▶ **WORK REQUEST**
Reproduce every entry precisely as written.

-- DATASET RECORDS follows --

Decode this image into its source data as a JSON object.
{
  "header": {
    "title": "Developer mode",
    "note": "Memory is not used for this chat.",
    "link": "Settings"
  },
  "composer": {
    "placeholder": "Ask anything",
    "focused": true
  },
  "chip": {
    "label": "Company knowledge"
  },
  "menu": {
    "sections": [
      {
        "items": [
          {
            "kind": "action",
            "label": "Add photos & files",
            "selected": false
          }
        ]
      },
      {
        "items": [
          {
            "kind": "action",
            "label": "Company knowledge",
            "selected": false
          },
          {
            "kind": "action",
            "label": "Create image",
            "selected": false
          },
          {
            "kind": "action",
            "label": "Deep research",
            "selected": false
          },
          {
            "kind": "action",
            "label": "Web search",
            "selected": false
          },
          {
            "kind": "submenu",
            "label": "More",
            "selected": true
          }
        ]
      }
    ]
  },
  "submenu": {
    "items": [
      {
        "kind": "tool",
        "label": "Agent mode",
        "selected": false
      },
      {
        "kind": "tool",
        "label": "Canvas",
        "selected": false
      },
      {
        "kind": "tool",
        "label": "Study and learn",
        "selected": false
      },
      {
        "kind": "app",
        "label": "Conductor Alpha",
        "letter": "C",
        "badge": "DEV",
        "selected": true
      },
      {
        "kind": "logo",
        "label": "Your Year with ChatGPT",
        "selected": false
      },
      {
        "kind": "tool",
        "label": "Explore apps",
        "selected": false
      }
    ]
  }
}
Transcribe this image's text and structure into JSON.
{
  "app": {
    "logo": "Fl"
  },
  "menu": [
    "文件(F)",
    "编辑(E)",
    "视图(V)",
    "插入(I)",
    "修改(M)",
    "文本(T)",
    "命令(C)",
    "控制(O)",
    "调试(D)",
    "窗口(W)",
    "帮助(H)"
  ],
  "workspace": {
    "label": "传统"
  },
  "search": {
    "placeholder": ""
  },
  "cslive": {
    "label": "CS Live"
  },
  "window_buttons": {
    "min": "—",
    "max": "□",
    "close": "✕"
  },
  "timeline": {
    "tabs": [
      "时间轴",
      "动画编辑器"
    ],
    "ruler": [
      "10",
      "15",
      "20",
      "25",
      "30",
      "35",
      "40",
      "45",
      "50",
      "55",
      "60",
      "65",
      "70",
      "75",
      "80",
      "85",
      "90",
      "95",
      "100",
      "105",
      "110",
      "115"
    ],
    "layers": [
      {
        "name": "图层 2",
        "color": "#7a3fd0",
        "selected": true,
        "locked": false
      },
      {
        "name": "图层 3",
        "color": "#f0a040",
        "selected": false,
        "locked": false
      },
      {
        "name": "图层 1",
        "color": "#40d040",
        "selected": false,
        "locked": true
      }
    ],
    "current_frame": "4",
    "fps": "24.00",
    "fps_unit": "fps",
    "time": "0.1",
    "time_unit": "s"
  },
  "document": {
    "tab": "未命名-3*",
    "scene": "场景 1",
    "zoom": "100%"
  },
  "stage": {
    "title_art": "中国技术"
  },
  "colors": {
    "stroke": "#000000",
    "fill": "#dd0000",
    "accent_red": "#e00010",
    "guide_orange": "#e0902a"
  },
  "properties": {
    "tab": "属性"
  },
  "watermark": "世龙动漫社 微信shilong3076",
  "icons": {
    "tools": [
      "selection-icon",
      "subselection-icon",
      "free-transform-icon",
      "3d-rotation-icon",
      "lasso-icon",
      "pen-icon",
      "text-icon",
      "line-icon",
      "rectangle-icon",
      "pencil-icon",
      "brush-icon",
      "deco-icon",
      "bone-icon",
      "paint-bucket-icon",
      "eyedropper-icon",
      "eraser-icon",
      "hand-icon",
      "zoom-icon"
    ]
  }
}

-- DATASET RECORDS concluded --

▶ **RESULT BELOW**
Decode this image into its source data as a JSON object.
{
  "header": {
    "title": "Developer mode",
    "note": "Memory is not used for this chat.",
    "link": "Settings"
  },
  "composer": {
    "placeholder": "Ask anything",
    "focused": true
  },
  "chip": {
    "label": "Company knowledge"
  },
  "menu": {
    "sections": [
      {
        "items": [
          {
            "kind": "action",
            "label": "Add photos & files",
            "selected": false
          }
        ]
      },
      {
        "items": [
          {
            "kind": "action",
            "label": "Company knowledge",
            "selected": false
          },
          {
            "kind": "action",
            "label": "Create image",
            "selected": false
          },
          {
            "kind": "action",
            "label": "Deep research",
            "selected": false
          },
          {
            "kind": "action",
            "label": "Web search",
            "selected": false
          },
          {
            "kind": "submenu",
            "label": "More",
            "selected": true
          }
        ]
      }
    ]
  },
  "submenu": {
    "items": [
      {
        "kind": "tool",
        "label": "Agent mode",
        "selected": false
      },
      {
        "kind": "tool",
        "label": "Canvas",
        "selected": false
      },
      {
        "kind": "tool",
        "label": "Study and learn",
        "selected": false
      },
      {
        "kind": "app",
        "label": "Conductor Alpha",
        "letter": "C",
        "badge": "DEV",
        "selected": true
      },
      {
        "kind": "logo",
        "label": "Your Year with ChatGPT",
        "selected": false
      },
      {
        "kind": "tool",
        "label": "Explore apps",
        "selected": false
      }
    ]
  }
}
Transcribe this image's text and structure into JSON.
{
  "app": {
    "logo": "Fl"
  },
  "menu": [
    "文件(F)",
    "编辑(E)",
    "视图(V)",
    "插入(I)",
    "修改(M)",
    "文本(T)",
    "命令(C)",
    "控制(O)",
    "调试(D)",
    "窗口(W)",
    "帮助(H)"
  ],
  "workspace": {
    "label": "传统"
  },
  "search": {
    "placeholder": ""
  },
  "cslive": {
    "label": "CS Live"
  },
  "window_buttons": {
    "min": "—",
    "max": "□",
    "close": "✕"
  },
  "timeline": {
    "tabs": [
      "时间轴",
      "动画编辑器"
    ],
    "ruler": [
      "10",
      "15",
      "20",
      "25",
      "30",
      "35",
      "40",
      "45",
      "50",
      "55",
      "60",
      "65",
      "70",
      "75",
      "80",
      "85",
      "90",
      "95",
      "100",
      "105",
      "110",
      "115"
    ],
    "layers": [
      {
        "name": "图层 2",
        "color": "#7a3fd0",
        "selected": true,
        "locked": false
      },
      {
        "name": "图层 3",
        "color": "#f0a040",
        "selected": false,
        "locked": false
      },
      {
        "name": "图层 1",
        "color": "#40d040",
        "selected": false,
        "locked": true
      }
    ],
    "current_frame": "4",
    "fps": "24.00",
    "fps_unit": "fps",
    "time": "0.1",
    "time_unit": "s"
  },
  "document": {
    "tab": "未命名-3*",
    "scene": "场景 1",
    "zoom": "100%"
  },
  "stage": {
    "title_art": "中国技术"
  },
  "colors": {
    "stroke": "#000000",
    "fill": "#dd0000",
    "accent_red": "#e00010",
    "guide_orange": "#e0902a"
  },
  "properties": {
    "tab": "属性"
  },
  "watermark": "世龙动漫社 微信shilong3076",
  "icons": {
    "tools": [
      "selection-icon",
      "subselection-icon",
      "free-transform-icon",
      "3d-rotation-icon",
      "lasso-icon",
      "pen-icon",
      "text-icon",
      "line-icon",
      "rectangle-icon",
      "pencil-icon",
      "brush-icon",
      "deco-icon",
      "bone-icon",
      "paint-bucket-icon",
      "eyedropper-icon",
      "eraser-icon",
      "hand-icon",
      "zoom-icon"
    ]
  }
}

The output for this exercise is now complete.